• GOAL OF THE EXERCISE: Filter these entries down to the lines that hold the word "gear", and show each of them.
─── GIVEN DATA ───
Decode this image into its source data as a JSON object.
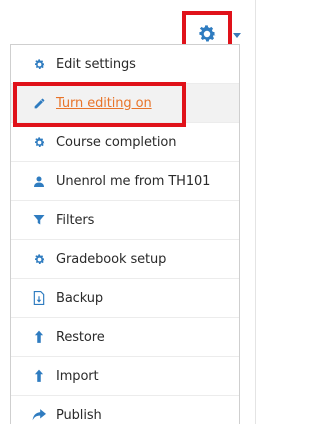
{
  "actions_menu": {
    "trigger_icon": "gear-icon",
    "items": [
      {
        "label": "Edit settings",
        "icon": "gear-icon"
      },
      {
        "label": "Turn editing on",
        "icon": "pencil-icon"
      },
      {
        "label": "Course completion",
        "icon": "gear-icon"
      },
      {
        "label": "Unenrol me from TH101",
        "icon": "user-icon"
      },
      {
        "label": "Filters",
        "icon": "filter-icon"
      },
      {
        "label": "Gradebook setup",
        "icon": "gear-icon"
      },
      {
        "label": "Backup",
        "icon": "file-icon"
      },
      {
        "label": "Restore",
        "icon": "upload-icon"
      },
      {
        "label": "Import",
        "icon": "upload-icon"
      },
      {
        "label": "Publish",
        "icon": "share-icon"
      }
    ]
  },
  "colors": {
    "icon_blue": "#2f7cc0",
    "link_orange": "#e8742a",
    "highlight_red": "#e0121a"
  }
}
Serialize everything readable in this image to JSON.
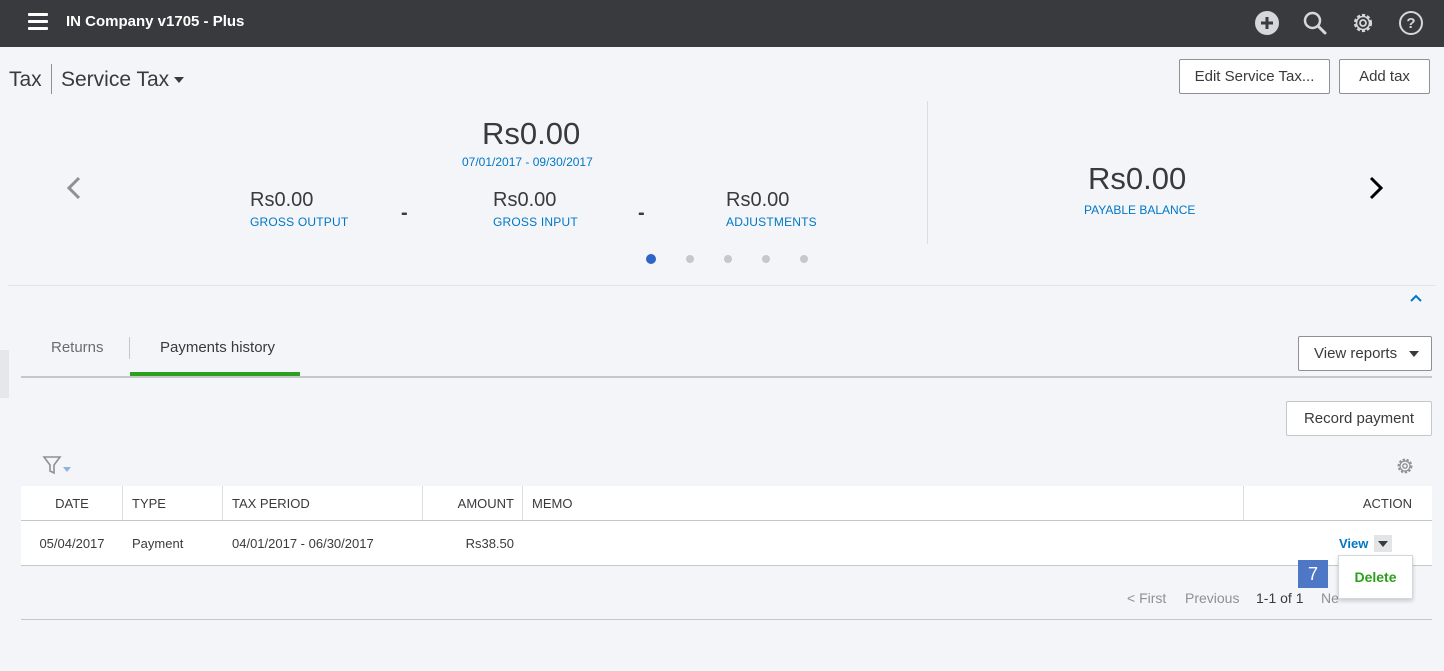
{
  "app": {
    "company_name": "IN Company v1705 - Plus"
  },
  "header": {
    "title": "Tax",
    "subtitle": "Service Tax",
    "edit_button": "Edit Service Tax...",
    "add_button": "Add tax"
  },
  "summary": {
    "total": "Rs0.00",
    "period": "07/01/2017 - 09/30/2017",
    "gross_output": {
      "amount": "Rs0.00",
      "label": "GROSS OUTPUT"
    },
    "gross_input": {
      "amount": "Rs0.00",
      "label": "GROSS INPUT"
    },
    "adjustments": {
      "amount": "Rs0.00",
      "label": "ADJUSTMENTS"
    },
    "minus": "-",
    "payable": {
      "amount": "Rs0.00",
      "label": "PAYABLE BALANCE"
    },
    "carousel_pages": 5,
    "carousel_active": 0
  },
  "tabs": [
    {
      "label": "Returns",
      "active": false
    },
    {
      "label": "Payments history",
      "active": true
    }
  ],
  "toolbar": {
    "view_reports": "View reports",
    "record_payment": "Record payment"
  },
  "table": {
    "columns": [
      "DATE",
      "TYPE",
      "TAX PERIOD",
      "AMOUNT",
      "MEMO",
      "ACTION"
    ],
    "rows": [
      {
        "date": "05/04/2017",
        "type": "Payment",
        "tax_period": "04/01/2017 - 06/30/2017",
        "amount": "Rs38.50",
        "memo": "",
        "action": "View"
      }
    ]
  },
  "pagination": {
    "first": "< First",
    "previous": "Previous",
    "range": "1-1 of 1",
    "next": "Ne"
  },
  "action_menu": {
    "delete": "Delete"
  },
  "badge": "7",
  "colors": {
    "topbar": "#393a3d",
    "link": "#0077c5",
    "accent_green": "#2ca01c",
    "badge": "#4e78c6"
  },
  "icons": [
    "hamburger-icon",
    "plus-circle-icon",
    "search-icon",
    "gear-icon",
    "help-icon",
    "chevron-left-icon",
    "chevron-right-icon",
    "chevron-up-icon",
    "filter-icon",
    "settings-gear-icon",
    "caret-down-icon"
  ]
}
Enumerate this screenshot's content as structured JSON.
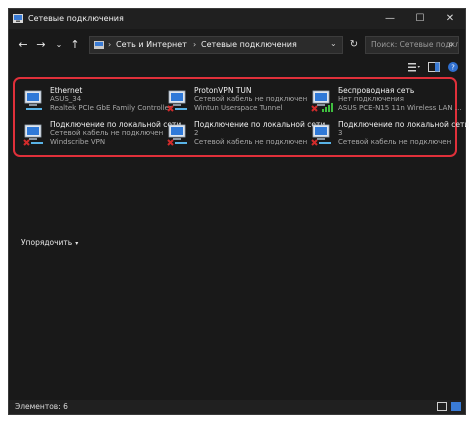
{
  "window": {
    "title": "Сетевые подключения",
    "controls": {
      "minimize": "—",
      "maximize": "☐",
      "close": "✕"
    }
  },
  "nav": {
    "back": "←",
    "forward": "→",
    "recent": "⌄",
    "up": "↑",
    "breadcrumb": [
      "Сеть и Интернет",
      "Сетевые подключения"
    ],
    "separator": "›",
    "dropdown": "⌄",
    "refresh": "↻",
    "search_placeholder": "Поиск: Сетевые подкл..."
  },
  "connections": [
    {
      "name": "Ethernet",
      "status": "ASUS_34",
      "device": "Realtek PCIe GbE Family Controller",
      "icon": "ethernet-icon",
      "state": "connected"
    },
    {
      "name": "ProtonVPN TUN",
      "status": "Сетевой кабель не подключен",
      "device": "Wintun Userspace Tunnel",
      "icon": "ethernet-icon",
      "state": "disconnected"
    },
    {
      "name": "Беспроводная сеть",
      "status": "Нет подключения",
      "device": "ASUS PCE-N15 11n Wireless LAN ...",
      "icon": "wifi-adapter-icon",
      "state": "no-connection"
    },
    {
      "name": "Подключение по локальной сети",
      "status": "Сетевой кабель не подключен",
      "device": "Windscribe VPN",
      "icon": "ethernet-icon",
      "state": "disconnected"
    },
    {
      "name": "Подключение по локальной сети",
      "status": "2",
      "device": "Сетевой кабель не подключен",
      "icon": "ethernet-icon",
      "state": "disconnected"
    },
    {
      "name": "Подключение по локальной сети",
      "status": "3",
      "device": "Сетевой кабель не подключен",
      "icon": "ethernet-icon",
      "state": "disconnected"
    }
  ],
  "toolbar": {
    "sort_label": "Упорядочить",
    "sort_chevron": "▾"
  },
  "status": {
    "items_count": "Элементов: 6"
  },
  "colors": {
    "highlight": "#e0303a",
    "background": "#191919",
    "disconnect": "#d22b2b",
    "signal": "#3fbf3f"
  }
}
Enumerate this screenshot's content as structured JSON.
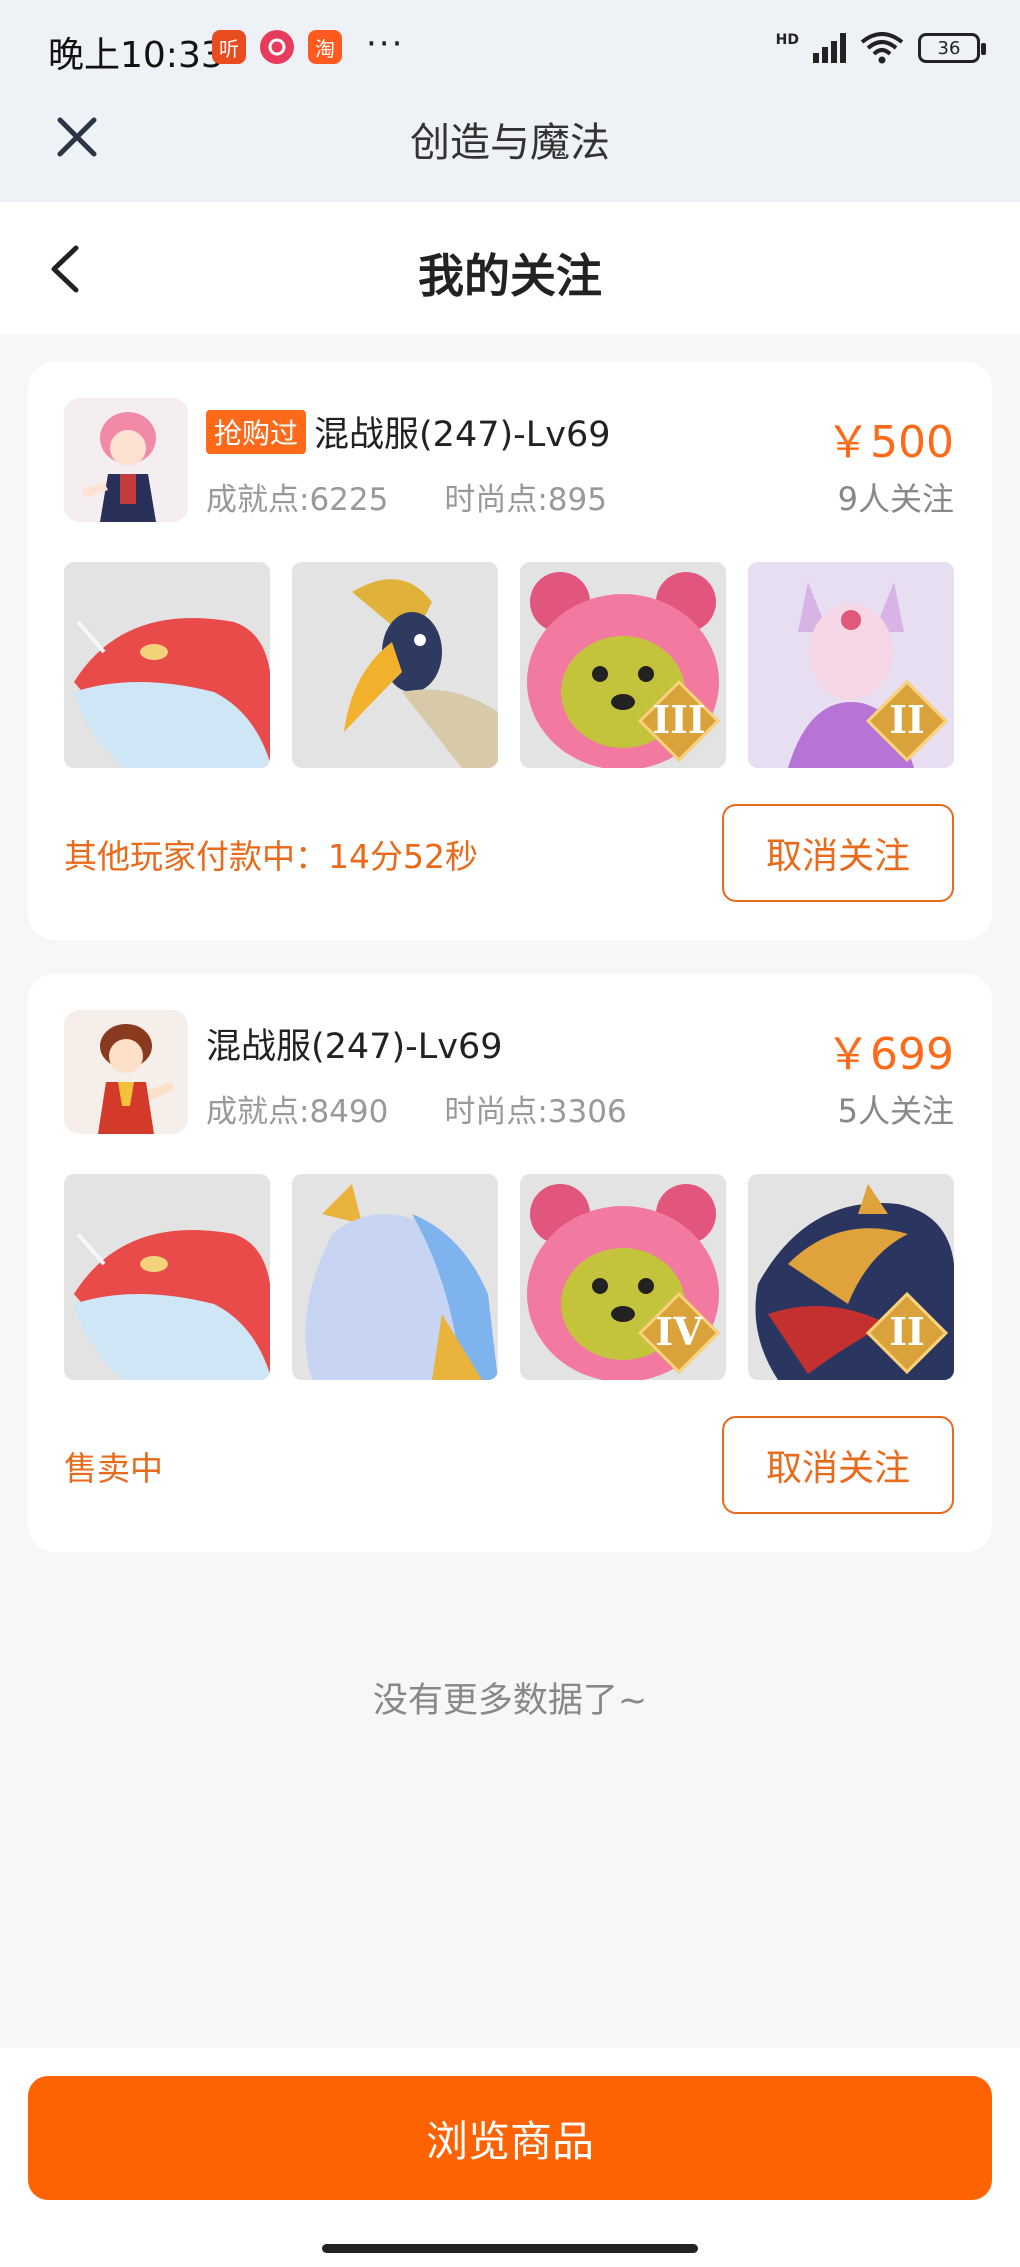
{
  "status_bar": {
    "time": "晚上10:33",
    "icons": [
      "ting-app-icon",
      "netease-music-icon",
      "taobao-icon"
    ],
    "app_ting": "听",
    "app_taobao": "淘",
    "more": "···",
    "network": "HD",
    "battery": "36"
  },
  "mini_header": {
    "title": "创造与魔法",
    "close_icon": "close-icon"
  },
  "page": {
    "title": "我的关注",
    "back_icon": "chevron-left-icon"
  },
  "listings": [
    {
      "badge": "抢购过",
      "title": "混战服(247)-Lv69",
      "achievement": "成就点:6225",
      "fashion": "时尚点:895",
      "price": "￥500",
      "followers": "9人关注",
      "thumbnails": [
        {
          "name": "dragon-fish-mount",
          "level": ""
        },
        {
          "name": "hornbill-mount",
          "level": ""
        },
        {
          "name": "pink-bear-pet",
          "level": "III"
        },
        {
          "name": "fox-spirit-pet",
          "level": "II"
        }
      ],
      "status": "其他玩家付款中：14分52秒",
      "action": "取消关注"
    },
    {
      "badge": "",
      "title": "混战服(247)-Lv69",
      "achievement": "成就点:8490",
      "fashion": "时尚点:3306",
      "price": "￥699",
      "followers": "5人关注",
      "thumbnails": [
        {
          "name": "dragon-fish-mount",
          "level": ""
        },
        {
          "name": "ice-horse-mount",
          "level": ""
        },
        {
          "name": "pink-bear-pet",
          "level": "IV"
        },
        {
          "name": "fire-dragon-mount",
          "level": "II"
        }
      ],
      "status": "售卖中",
      "action": "取消关注"
    }
  ],
  "footer": {
    "no_more": "没有更多数据了~",
    "browse_button": "浏览商品"
  },
  "colors": {
    "accent": "#ff6200",
    "status": "#e86a1a"
  }
}
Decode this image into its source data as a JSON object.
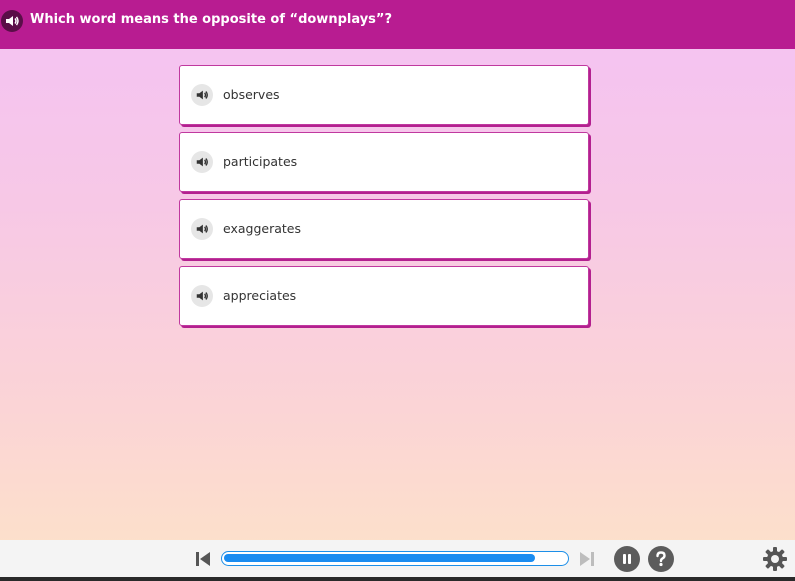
{
  "question": {
    "text": "Which word means the opposite of “downplays”?",
    "speaker_icon": "speaker-icon"
  },
  "answers": [
    {
      "label": "observes",
      "icon": "speaker-icon"
    },
    {
      "label": "participates",
      "icon": "speaker-icon"
    },
    {
      "label": "exaggerates",
      "icon": "speaker-icon"
    },
    {
      "label": "appreciates",
      "icon": "speaker-icon"
    }
  ],
  "footer": {
    "progress": 0.91,
    "buttons": [
      "skip-back-icon",
      "skip-forward-icon",
      "pause-icon",
      "help-icon",
      "gear-icon"
    ]
  },
  "colors": {
    "header_bg": "#b81c91",
    "accent": "#b3208f",
    "progress": "#1a8cf0"
  }
}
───
• RESULT:
    "trigger_icon": "gear-icon",
        "icon": "gear-icon"
        "icon": "gear-icon"
        "icon": "gear-icon"
    "gear-icon",
    "settings-gear-icon",
      "gear-icon"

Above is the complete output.